7. Don ‘t be afraid to bring nature in. Plants work well and add a lived in warmth to a room, but choose architectural leaf based plants nothing to pretty or flowery.
8. Rugs – Handwoven and knotted quality traditional rugs work well with the industrial interior, pop one under your coffee table… not to mention they are nice and cosy underfoot. Wool blends are hard wearing choices.
9. Furnishings – choose wisely, less is more. If you have a fabric lounge select simple original, good quality cushions that are hand made, non mass produced genuine leather, knitted or woven. You will already have some wow pieces in the room so you don’t need your cushions to be competing with your industrial artefacts. Same applies for quilt covers for bedrooms.
10. Exposed pipes – if you have some on your wall or in your ceiling, don’t cover them, it’s their moment to shine.
11. Metal framed tables with thick wooden tops and big industrial castors.
12. Iron framed bookcase (made of pipes) with thick wooden shelves – wow!
13. Typical industrial furniture pieces are functional before they are attractive, keep this in mind with your styling.
14. Old metal filing drawers or metal lockers.
15. Choose quality pieces that will last or are ideally from the 1950’s or before as these are from an era of when things were built to last – this will bring a fabulous authenticity to the industrial look you are creating.
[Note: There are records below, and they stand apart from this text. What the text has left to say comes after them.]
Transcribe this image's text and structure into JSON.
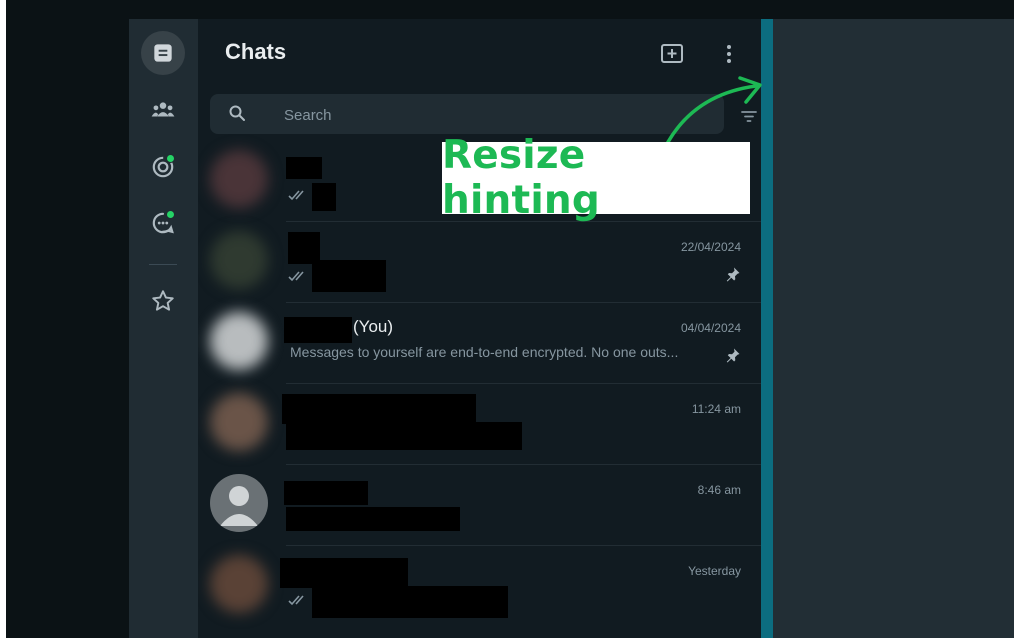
{
  "panel": {
    "title": "Chats",
    "search_placeholder": "Search"
  },
  "chats": [
    {
      "time": "",
      "name_suffix": "",
      "preview": "",
      "pinned": false,
      "ticks": true
    },
    {
      "time": "22/04/2024",
      "name_suffix": "",
      "preview": "",
      "pinned": true,
      "ticks": true
    },
    {
      "time": "04/04/2024",
      "name_suffix": "(You)",
      "preview": "Messages to yourself are end-to-end encrypted. No one outs...",
      "pinned": true,
      "ticks": false
    },
    {
      "time": "11:24 am",
      "name_suffix": "",
      "preview": "",
      "pinned": false,
      "ticks": false
    },
    {
      "time": "8:46 am",
      "name_suffix": "",
      "preview": "",
      "pinned": false,
      "ticks": false
    },
    {
      "time": "Yesterday",
      "name_suffix": "",
      "preview": "",
      "pinned": false,
      "ticks": true
    }
  ],
  "annotation": {
    "text": "Resize hinting",
    "color": "#1db954"
  },
  "colors": {
    "accent_teal": "#0c6d80",
    "panel_bg": "#111b21",
    "rail_bg": "#202c33",
    "status_dot": "#25d366"
  },
  "icons": {
    "rail": [
      "chats-icon",
      "communities-icon",
      "status-icon",
      "channels-icon",
      "starred-icon"
    ],
    "header": [
      "new-chat-icon",
      "menu-icon"
    ],
    "search": "search-icon",
    "filter": "filter-icon"
  }
}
16. The industrial style works well with modern clean line furniture. Clean lines, plain neutral coloured pieces of furniture with an amazing industrial cog sculpture is going to allow the sculpture to be the feature rather than putting it on an ornately designed shabby chic hall table where the cog will be competing with the furniture.
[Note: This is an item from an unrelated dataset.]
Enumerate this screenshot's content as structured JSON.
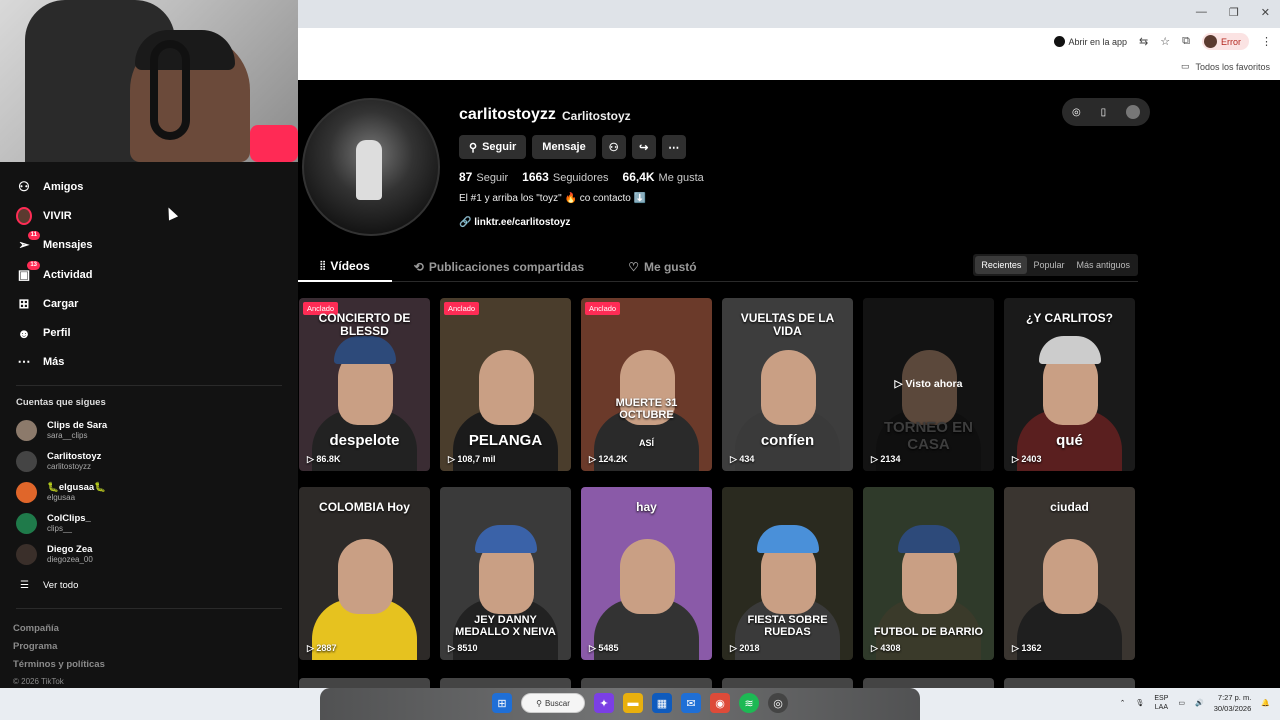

17. Think quirky and unexpected when you are styling your room. Also be sure not to over style, this look is minimalist.
18. The best interiors are those that evolve over time, if you love this style build on it and let your space evolve. This will keep space users interested and creates layers and depth to your room.
One last thing to keep in mind. If you already have architectural features that are industrial no. 15 is a good point to implement as you don’t want to over style and make the room look like an actual factory. However if you don’t have industrial architectural features then go with 10-13 to bring industrial styling in with furniture.
I have put together a slideshow that will hopefully inspire you to get started. Happy creating and feel free to comment, ask questions or email me photo’s of your finished work.
I was just thinking about how craft is trending at the moment. A certain market of people tend to be leaning away from mass produced to the crafted handmade industry. I read something along those lines today on twitter (I think)……
Which reminded me of a book about William Morris that my Great Aunt gave me years ago. It was an illustrated biography of William Morris’ life and how he was tired of the industrial revolution with its mass production and went back to producing beautiful hand made textiles, fabrics, rugs and how this started the whole of the Arts and Crafts movement.
There is something special about the return to the simple process that a handmade piece of Art or Craft requires along with the uniqueness and originality that it automatically possesses.
Can I encourage you to make or buy some art or craft. It’s such a great feeling of accomplishment to know that you created something yourself or to have an original handmade item adorning your space
William Morris – Then
William Morris – Now
William Morris – Willow Bough design
William Morris Wallpaper Design 1896
William Morris tiled fireplace
Miss USA Susie Castillo, William Morris inspired gown.